  • Fifth Avenue (NYC) - spirals left to underground, supported from ground level; circular glass elevator in center tube (unique)
  • West 14th Street (NYC) - spirals left to second and third-levels, supported from ground level. Tallest design of any store (3 levels, with Boylston Street)
  • Milton Keynes (UK) - very narrow, tight left turn at rear of store to second level
  • Boylston Street (Boston) - spirals left to second and third-levels, supported from ground level. Tallest design (with West 14th Street)
  • George Street (Sydney, Australia)- two separate stairways leading to upper levels, both straight runs of glass, one on top of each other, with a milk-white ceiling over the top, and view ports at the top and bottom of structure. The stairways are hidden away behind the back wall.
  • The Village at Sanlitun (Beijing (China) - a straight run from ground floor to second level, with one landing, and a small glass landing/bridge at the upper level. The stairway is tucked into a narrow space and is suspended from the ceiling by steel rods.
  • Sainte Catherine (Montreal, Canada) - A small, compact switch-back staircase at the back of the store going from ground floor to second level. Takes an ascending left turn.
  • Victoria Square (Belfast, Ireland) - A small, compact staircase at the back of the store from ground-floor to second level.
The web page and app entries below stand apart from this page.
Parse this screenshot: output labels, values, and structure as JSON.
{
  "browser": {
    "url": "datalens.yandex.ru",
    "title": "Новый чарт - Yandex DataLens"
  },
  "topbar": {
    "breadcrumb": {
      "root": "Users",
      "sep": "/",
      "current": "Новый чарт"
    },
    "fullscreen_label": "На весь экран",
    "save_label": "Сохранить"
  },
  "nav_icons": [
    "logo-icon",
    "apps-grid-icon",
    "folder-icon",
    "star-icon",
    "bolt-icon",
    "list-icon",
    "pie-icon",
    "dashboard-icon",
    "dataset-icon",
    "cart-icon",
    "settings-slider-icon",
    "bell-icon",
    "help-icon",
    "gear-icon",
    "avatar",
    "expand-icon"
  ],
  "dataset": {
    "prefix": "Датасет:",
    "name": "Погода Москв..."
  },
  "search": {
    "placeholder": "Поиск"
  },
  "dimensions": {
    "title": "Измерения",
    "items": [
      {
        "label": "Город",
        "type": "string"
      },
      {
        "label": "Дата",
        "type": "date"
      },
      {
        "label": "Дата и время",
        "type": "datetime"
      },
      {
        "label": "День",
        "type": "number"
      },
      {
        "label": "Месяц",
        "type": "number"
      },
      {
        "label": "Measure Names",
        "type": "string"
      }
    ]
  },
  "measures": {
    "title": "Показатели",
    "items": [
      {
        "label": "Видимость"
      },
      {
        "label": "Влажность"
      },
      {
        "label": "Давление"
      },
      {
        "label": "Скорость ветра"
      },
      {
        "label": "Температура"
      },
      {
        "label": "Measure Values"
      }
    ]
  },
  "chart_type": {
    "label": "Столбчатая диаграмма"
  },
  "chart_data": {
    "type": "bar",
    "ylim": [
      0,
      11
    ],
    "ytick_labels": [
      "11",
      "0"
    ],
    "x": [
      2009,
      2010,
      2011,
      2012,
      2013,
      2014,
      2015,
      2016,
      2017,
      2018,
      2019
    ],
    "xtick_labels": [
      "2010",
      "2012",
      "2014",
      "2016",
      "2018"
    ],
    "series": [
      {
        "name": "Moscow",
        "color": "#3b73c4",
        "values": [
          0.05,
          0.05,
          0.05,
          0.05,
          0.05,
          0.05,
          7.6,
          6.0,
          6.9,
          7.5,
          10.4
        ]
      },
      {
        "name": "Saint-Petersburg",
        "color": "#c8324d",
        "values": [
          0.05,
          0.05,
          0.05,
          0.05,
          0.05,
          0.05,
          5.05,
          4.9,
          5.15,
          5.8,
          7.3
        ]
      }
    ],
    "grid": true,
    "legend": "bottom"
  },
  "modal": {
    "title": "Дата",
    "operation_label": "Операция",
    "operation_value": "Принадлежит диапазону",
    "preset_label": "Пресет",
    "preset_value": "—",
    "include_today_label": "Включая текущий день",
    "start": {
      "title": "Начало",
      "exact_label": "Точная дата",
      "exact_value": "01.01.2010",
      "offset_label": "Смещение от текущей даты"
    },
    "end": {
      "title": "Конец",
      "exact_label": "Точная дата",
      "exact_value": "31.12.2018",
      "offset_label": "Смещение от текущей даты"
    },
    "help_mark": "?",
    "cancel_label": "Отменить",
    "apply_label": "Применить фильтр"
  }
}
Takes an ascending left turn.
  • Cabot Circus (Bristol, UK) - A duplicate of Victoria Square--a small, compact staircase at the back of the store from ground-floor to second level. Takes an ascending left turn.
  • Bahnhofstrasse (Zurich, Switzerland) - straight run to the second level from the rear
  • Rosenstrasse (Munich, Germany) - A small, compact, left-ascending spiral staircase centered at the back of a 30-foot wide store. Supported by steel rods from the ceiling.
  • Liverpool One (Liverpool, UK) - A compact, ascending-right staircase to the upper level.
  • Covent Garden (London, UK) - An full ascending-left staircase to the mezzanine. Also has a four-section, straight-run staircase at the rear of the store.
  • Xidan Joy Life (Beijing, China) - A compact, ascending-left staircase at the rear of the store to the second level, and it also faces the upper-rear entrance out into the mall.
  • Hong Kong Plaza (Shanghai, China) - A full ascending-left staircase to the mezzanine level.
  • Amsterdam (The Netherlands) - A full ascending-left staircase to the mezzanine level.
  • Shanghai iapm (China) - A right-ascending spiral staircase linking two levels.